Willmott Dixon has followed its appointment in May by Birmingham University to build the UK’s first University Training School by being appointed for another university school.

Welcome - Chris Tredget, left, is eager to start work

The University of Cambridge has awarded Willmott Dixon the £11million contract to build a primary school that will be operated by the university. Called the University of Cambridge Primary School, the three-form entry school will be BREEAM Excellent and utilises thinking from the University’s Faculty of Education to create flexible space that meets three key needs: providing primary education, teacher training and educational research.

The school, designed by Marks Barfield Architects, will be the first completed building as part of the North West Cambridge Development. Gavin Heaphy, construction director for the North West Cambridge Development said: “Through the Scape framework, Willmott Dixon have demonstrated extensive experience of building high quality school projects and we are confident they will deliver a new school which will be an asset for the local community.”

Chris Tredget, managing director of Willmott Dixon, said: “Following our recent project with University of Cambridge to create its new Department for Material Sciences and Metallurgy, we are delighted to be working on this exciting primary school and be involved in the early stages of the North West Cambridge Development. We are looking forward to providing Cambridge’s families with an exceptional school and to extending our long relationship with the University of Cambridge.”
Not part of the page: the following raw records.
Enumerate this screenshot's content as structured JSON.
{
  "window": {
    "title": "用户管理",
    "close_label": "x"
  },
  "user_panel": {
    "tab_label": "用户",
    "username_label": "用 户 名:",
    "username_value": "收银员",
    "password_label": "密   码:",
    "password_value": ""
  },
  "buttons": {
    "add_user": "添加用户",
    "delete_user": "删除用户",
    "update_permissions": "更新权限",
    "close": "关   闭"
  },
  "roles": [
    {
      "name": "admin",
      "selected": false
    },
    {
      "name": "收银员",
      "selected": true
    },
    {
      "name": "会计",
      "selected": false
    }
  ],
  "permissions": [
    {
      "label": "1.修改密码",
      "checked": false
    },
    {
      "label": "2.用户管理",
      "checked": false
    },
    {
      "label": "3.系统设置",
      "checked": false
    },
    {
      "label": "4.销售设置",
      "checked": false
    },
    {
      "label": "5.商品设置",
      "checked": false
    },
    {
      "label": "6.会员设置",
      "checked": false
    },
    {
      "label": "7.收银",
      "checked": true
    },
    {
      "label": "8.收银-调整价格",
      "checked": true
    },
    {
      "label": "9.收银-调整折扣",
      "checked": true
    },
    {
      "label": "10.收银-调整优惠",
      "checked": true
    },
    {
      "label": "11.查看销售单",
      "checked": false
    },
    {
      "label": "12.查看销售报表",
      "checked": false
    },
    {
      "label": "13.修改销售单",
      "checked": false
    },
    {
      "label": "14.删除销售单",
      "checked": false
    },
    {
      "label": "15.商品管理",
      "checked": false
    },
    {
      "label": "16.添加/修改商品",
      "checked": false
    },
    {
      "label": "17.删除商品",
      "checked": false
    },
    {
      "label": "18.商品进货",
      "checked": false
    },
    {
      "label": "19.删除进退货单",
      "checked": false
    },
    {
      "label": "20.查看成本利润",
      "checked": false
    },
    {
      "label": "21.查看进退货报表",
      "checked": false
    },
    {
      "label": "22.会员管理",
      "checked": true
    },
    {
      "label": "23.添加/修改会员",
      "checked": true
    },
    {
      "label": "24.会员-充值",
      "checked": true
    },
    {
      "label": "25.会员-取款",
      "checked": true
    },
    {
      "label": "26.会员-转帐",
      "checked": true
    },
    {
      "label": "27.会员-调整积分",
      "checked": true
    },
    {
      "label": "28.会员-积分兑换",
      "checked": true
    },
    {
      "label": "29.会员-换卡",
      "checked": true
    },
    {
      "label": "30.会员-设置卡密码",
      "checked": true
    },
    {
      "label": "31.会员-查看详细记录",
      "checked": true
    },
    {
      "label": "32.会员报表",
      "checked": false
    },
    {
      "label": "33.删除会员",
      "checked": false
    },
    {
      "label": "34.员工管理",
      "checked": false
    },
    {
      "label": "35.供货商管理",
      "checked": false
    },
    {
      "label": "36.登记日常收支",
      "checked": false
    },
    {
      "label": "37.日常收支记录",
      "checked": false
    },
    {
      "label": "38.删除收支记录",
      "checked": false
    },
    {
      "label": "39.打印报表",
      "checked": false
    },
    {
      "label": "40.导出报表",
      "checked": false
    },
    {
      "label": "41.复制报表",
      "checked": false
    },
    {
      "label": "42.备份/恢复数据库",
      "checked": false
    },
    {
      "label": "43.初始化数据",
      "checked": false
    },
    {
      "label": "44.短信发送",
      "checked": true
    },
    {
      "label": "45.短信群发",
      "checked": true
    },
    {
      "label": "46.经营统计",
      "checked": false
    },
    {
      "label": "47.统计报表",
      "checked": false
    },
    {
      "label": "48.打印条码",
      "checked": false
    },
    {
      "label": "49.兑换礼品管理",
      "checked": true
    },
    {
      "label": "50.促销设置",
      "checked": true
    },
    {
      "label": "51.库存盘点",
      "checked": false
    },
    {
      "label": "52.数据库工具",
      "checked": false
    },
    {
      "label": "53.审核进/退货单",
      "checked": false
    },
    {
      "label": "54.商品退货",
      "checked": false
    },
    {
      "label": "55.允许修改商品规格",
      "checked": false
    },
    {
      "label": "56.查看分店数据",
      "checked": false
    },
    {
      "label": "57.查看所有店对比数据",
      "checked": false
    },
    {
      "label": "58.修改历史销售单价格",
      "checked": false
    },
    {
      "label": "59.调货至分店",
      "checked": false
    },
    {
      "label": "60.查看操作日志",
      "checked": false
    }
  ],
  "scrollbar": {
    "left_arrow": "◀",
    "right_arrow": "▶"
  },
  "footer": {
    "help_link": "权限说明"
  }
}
Willmott Dixon will work with the North West Cambridge Development consultants, Turner and Townsend Project Management and Gardiner and Theobald Cost Management. The University of Cambridge Primary School will open in phases from September 2015, serving the development site and a local catchment.

In May, Willmott Dixon was appointed to build the University of Birmingham School for the University of Birmingham in Selly Oak for 750 pupils aged between 11-16, with a further 400 places in the sixth form.